“Simon pulled Isabel’s hair so hard some of it came out.”
Great. My kid’s a hair-pulling psychopath. They’ve also complained about his hitting other kids on the head with cars and biting. Lots of biting.
And I’m running late. So I apologize (again), and grab the little hoodlum. As I’m buckling him into the car, I smell something suspicious. Great. So I throw him on the floor of the van and wipe the corn-poo off his behind, get a clean diaper on him and wrestle (that’s an understatement) him into the car seat.
As I pull into the preschool lot, I notice chatty Dawn has pulled in just before me. I was hoping that the bright side of my being late would be that I wouldn’t have to make small talk with the horse whisperer. (The woman massages horses for a living.) Alas.
In Clare’s classroom, she’s one of the last ones there, and one of the teachers is comforting her. She’s crying pretty loudly. I ask what’s wrong, and she says she doesn’t want to use the preschool potty. She has a major issue with using public restrooms, or any toilet that flushes. At this point, I’ve resigned myself to cleaning poo out of a little plastic bowl once a day for the rest of my life. But I digress.
I pick Clare up, give her a hug and try to comfort her and talk to the teacher about what’s happening and how we can solve the problem. And who should butt in (totally fucking cuts me off in the middle of my conversation with the teacher), but horse lady.
“Did you get to work out today?
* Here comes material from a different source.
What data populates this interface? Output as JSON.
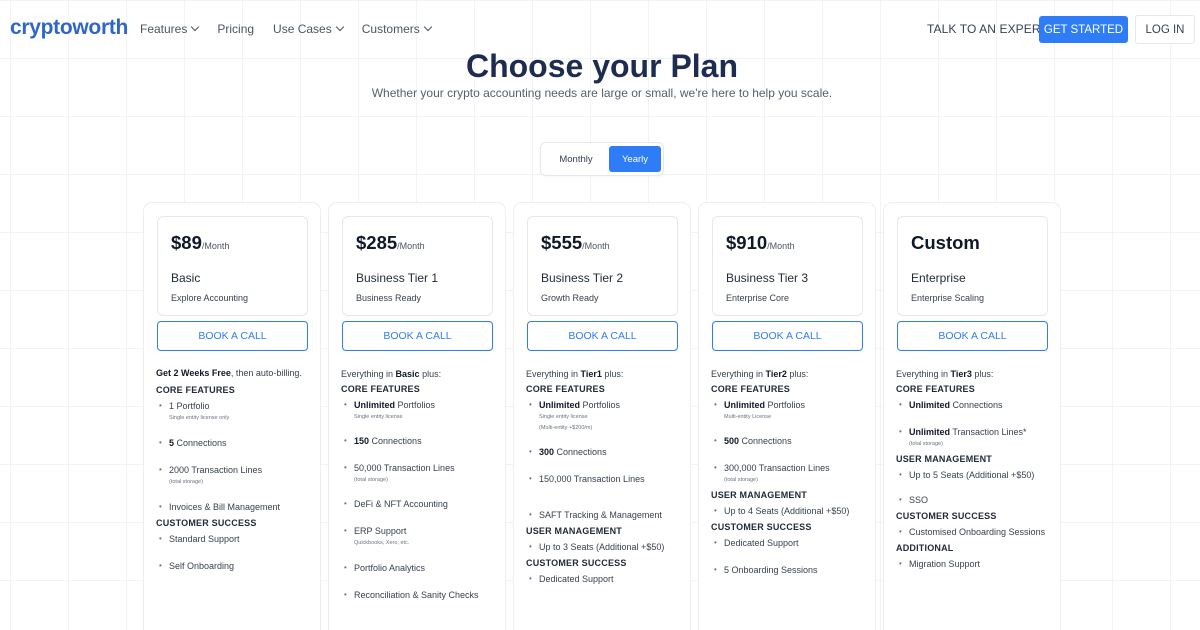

Because as far as I know, they turned at least four of us away,” she says.
“Yeah,” I say, copping my best dismissive voice. “It was really full today.” I start whispering in Clare’s ear — something about how the potties at the preschool are really cute. And wouldn’t it be fun to sit on one?
“Last time I was there, they were out of the little weights. You know, I can’t lift much weight because I hurt my shoulder.”
(Yes, she who resembles a horse, I do know that, because you stand next to me in class and whine all about it. Did I mention I hate being talked to while I’m trying to work out? No? I didn’t? Well, I HATE IT.)
“We’ll try again tomorrow, OK, Angie? OK, Clare?” Ignoring. Crazy. Woman.
“Well, I went and worked out anyway. Did some walking on the treadmill. You know, they are going to start giving people hand stamps so that they know how many are going to class. If you don’t have a hand stamp, you can’t go.”
“Angie, did you see Clare’s mittens? I can’t find them anywhere.”
“I really hope they do that. It’s frustrating to get there and then not be able to get into class. Some of the other women were mad, too.”
“Oh, I see, they’re in her pockets. Thanks. Simon, come on, it’s time to go! Thanks Angie — we’ll keep working on the potty thing.”
And as I’m bolting for the door, she is still talking. “Hope to see you Tuesday! That is, if class isn’t too full!”